(Items from an interface collection)
---
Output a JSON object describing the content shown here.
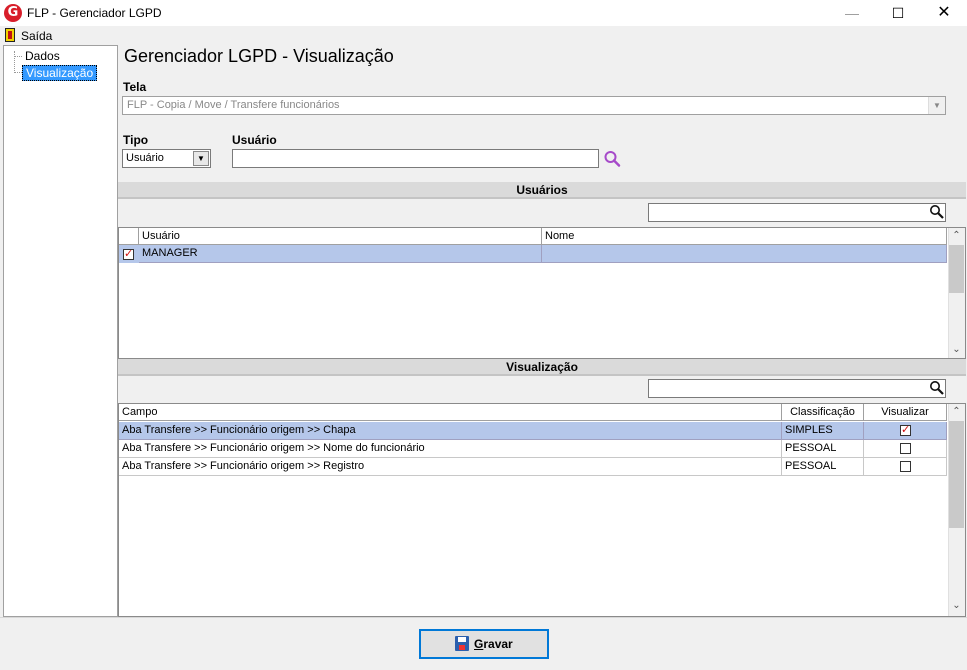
{
  "window": {
    "title": "FLP - Gerenciador LGPD",
    "logo_letter": "G",
    "minimize": "—",
    "maximize": "☐",
    "close": "✕"
  },
  "menu": {
    "exit_label": "Saída"
  },
  "tree": {
    "items": [
      {
        "label": "Dados"
      },
      {
        "label": "Visualização",
        "selected": true
      }
    ]
  },
  "main": {
    "title": "Gerenciador LGPD - Visualização",
    "tela_label": "Tela",
    "tela_value": "FLP - Copia / Move / Transfere funcionários",
    "tipo_label": "Tipo",
    "tipo_value": "Usuário",
    "usuario_label": "Usuário",
    "usuario_value": ""
  },
  "users_section": {
    "header": "Usuários",
    "filter_value": "",
    "columns": [
      "Usuário",
      "Nome"
    ],
    "rows": [
      {
        "checked": true,
        "usuario": "MANAGER",
        "nome": ""
      }
    ]
  },
  "fields_section": {
    "header": "Visualização",
    "filter_value": "",
    "columns": [
      "Campo",
      "Classificação",
      "Visualizar"
    ],
    "rows": [
      {
        "campo": "Aba Transfere >> Funcionário origem >> Chapa",
        "classificacao": "SIMPLES",
        "visualizar": true
      },
      {
        "campo": "Aba Transfere >> Funcionário origem >> Nome do funcionário",
        "classificacao": "PESSOAL",
        "visualizar": false
      },
      {
        "campo": "Aba Transfere >> Funcionário origem >> Registro",
        "classificacao": "PESSOAL",
        "visualizar": false
      }
    ]
  },
  "footer": {
    "save_label_first": "G",
    "save_label_rest": "ravar"
  },
  "colors": {
    "selection": "#b5c7ea",
    "accent": "#0078d7",
    "logo": "#d81e2a",
    "search_icon": "#a64ac9"
  }
}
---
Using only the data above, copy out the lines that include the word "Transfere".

    "tela_value": "FLP - Copia / Move / Transfere funcionários",
        "campo": "Aba Transfere >> Funcionário origem >> Chapa",
        "campo": "Aba Transfere >> Funcionário origem >> Nome do funcionário",
        "campo": "Aba Transfere >> Funcionário origem >> Registro",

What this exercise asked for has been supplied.